* TASK MATERIAL *
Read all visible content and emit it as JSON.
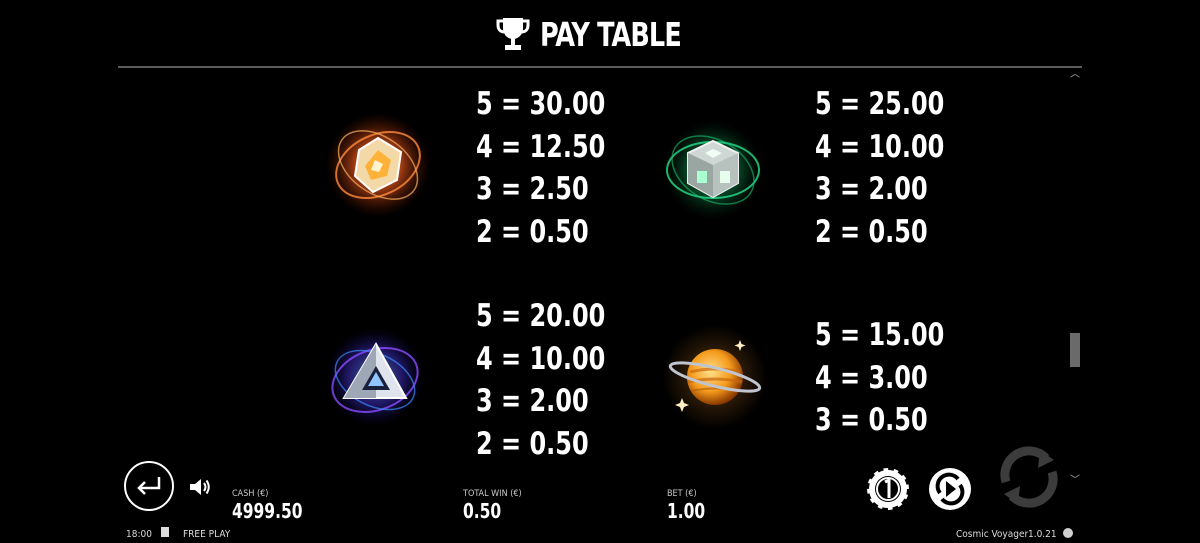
{
  "header": {
    "title": "PAY TABLE",
    "icon": "trophy-icon"
  },
  "symbols": [
    {
      "name": "Orange crystal",
      "icon": "orange-crystal-icon",
      "payouts": [
        "5 = 30.00",
        "4 = 12.50",
        "3 = 2.50",
        "2 = 0.50"
      ]
    },
    {
      "name": "Green cube",
      "icon": "green-cube-icon",
      "payouts": [
        "5 = 25.00",
        "4 = 10.00",
        "3 = 2.00",
        "2 = 0.50"
      ]
    },
    {
      "name": "Blue pyramid",
      "icon": "blue-pyramid-icon",
      "payouts": [
        "5 = 20.00",
        "4 = 10.00",
        "3 = 2.00",
        "2 = 0.50"
      ]
    },
    {
      "name": "Orange planet",
      "icon": "orange-planet-icon",
      "payouts": [
        "5 = 15.00",
        "4 = 3.00",
        "3 = 0.50"
      ]
    }
  ],
  "footer": {
    "cash_label": "CASH (€)",
    "cash_value": "4999.50",
    "total_win_label": "TOTAL WIN (€)",
    "total_win_value": "0.50",
    "bet_label": "BET (€)",
    "bet_value": "1.00"
  },
  "status_bar": {
    "time": "18:00",
    "mode": "FREE PLAY",
    "game_name": "Cosmic Voyager",
    "version": "1.0.21"
  },
  "colors": {
    "background": "#000000",
    "text": "#ffffff",
    "divider": "#5b5b5b"
  }
}
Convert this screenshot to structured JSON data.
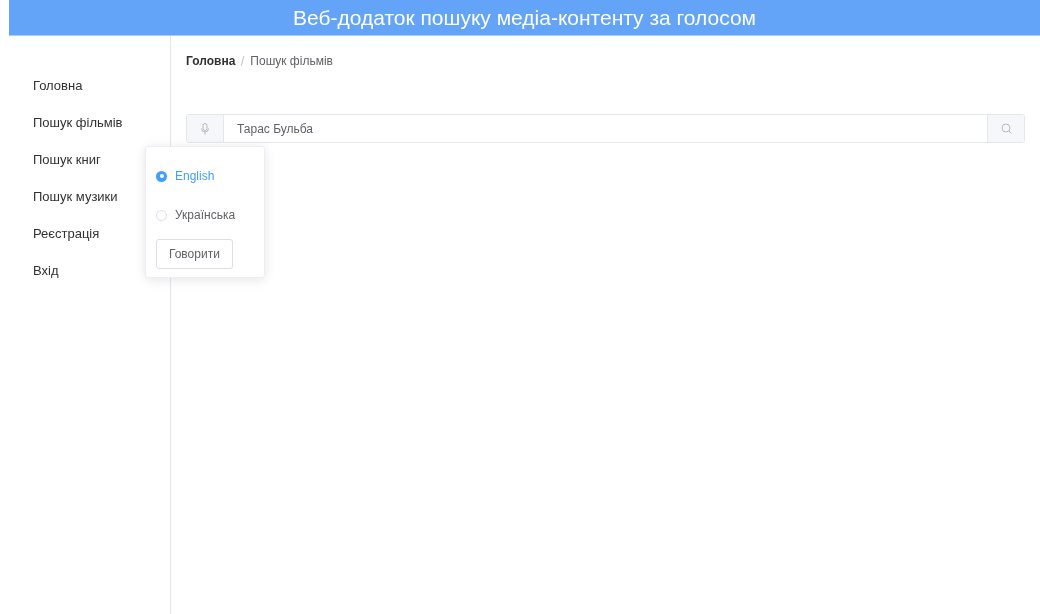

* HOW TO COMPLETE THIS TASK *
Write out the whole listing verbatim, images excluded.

* RESPONSE TO THE TASK *
Read all visible content and emit it as JSON.
{
  "header": {
    "title": "PAY TABLE",
    "icon": "trophy-icon"
  },
  "symbols": [
    {
      "name": "Orange crystal",
      "icon": "orange-crystal-icon",
      "payouts": [
        "5 = 30.00",
        "4 = 12.50",
        "3 = 2.50",
        "2 = 0.50"
      ]
    },
    {
      "name": "Green cube",
      "icon": "green-cube-icon",
      "payouts": [
        "5 = 25.00",
        "4 = 10.00",
        "3 = 2.00",
        "2 = 0.50"
      ]
    },
    {
      "name": "Blue pyramid",
      "icon": "blue-pyramid-icon",
      "payouts": [
        "5 = 20.00",
        "4 = 10.00",
        "3 = 2.00",
        "2 = 0.50"
      ]
    },
    {
      "name": "Orange planet",
      "icon": "orange-planet-icon",
      "payouts": [
        "5 = 15.00",
        "4 = 3.00",
        "3 = 0.50"
      ]
    }
  ],
  "footer": {
    "cash_label": "CASH (€)",
    "cash_value": "4999.50",
    "total_win_label": "TOTAL WIN (€)",
    "total_win_value": "0.50",
    "bet_label": "BET (€)",
    "bet_value": "1.00"
  },
  "status_bar": {
    "time": "18:00",
    "mode": "FREE PLAY",
    "game_name": "Cosmic Voyager",
    "version": "1.0.21"
  },
  "colors": {
    "background": "#000000",
    "text": "#ffffff",
    "divider": "#5b5b5b"
  }
}
Convert this screenshot to structured JSON data.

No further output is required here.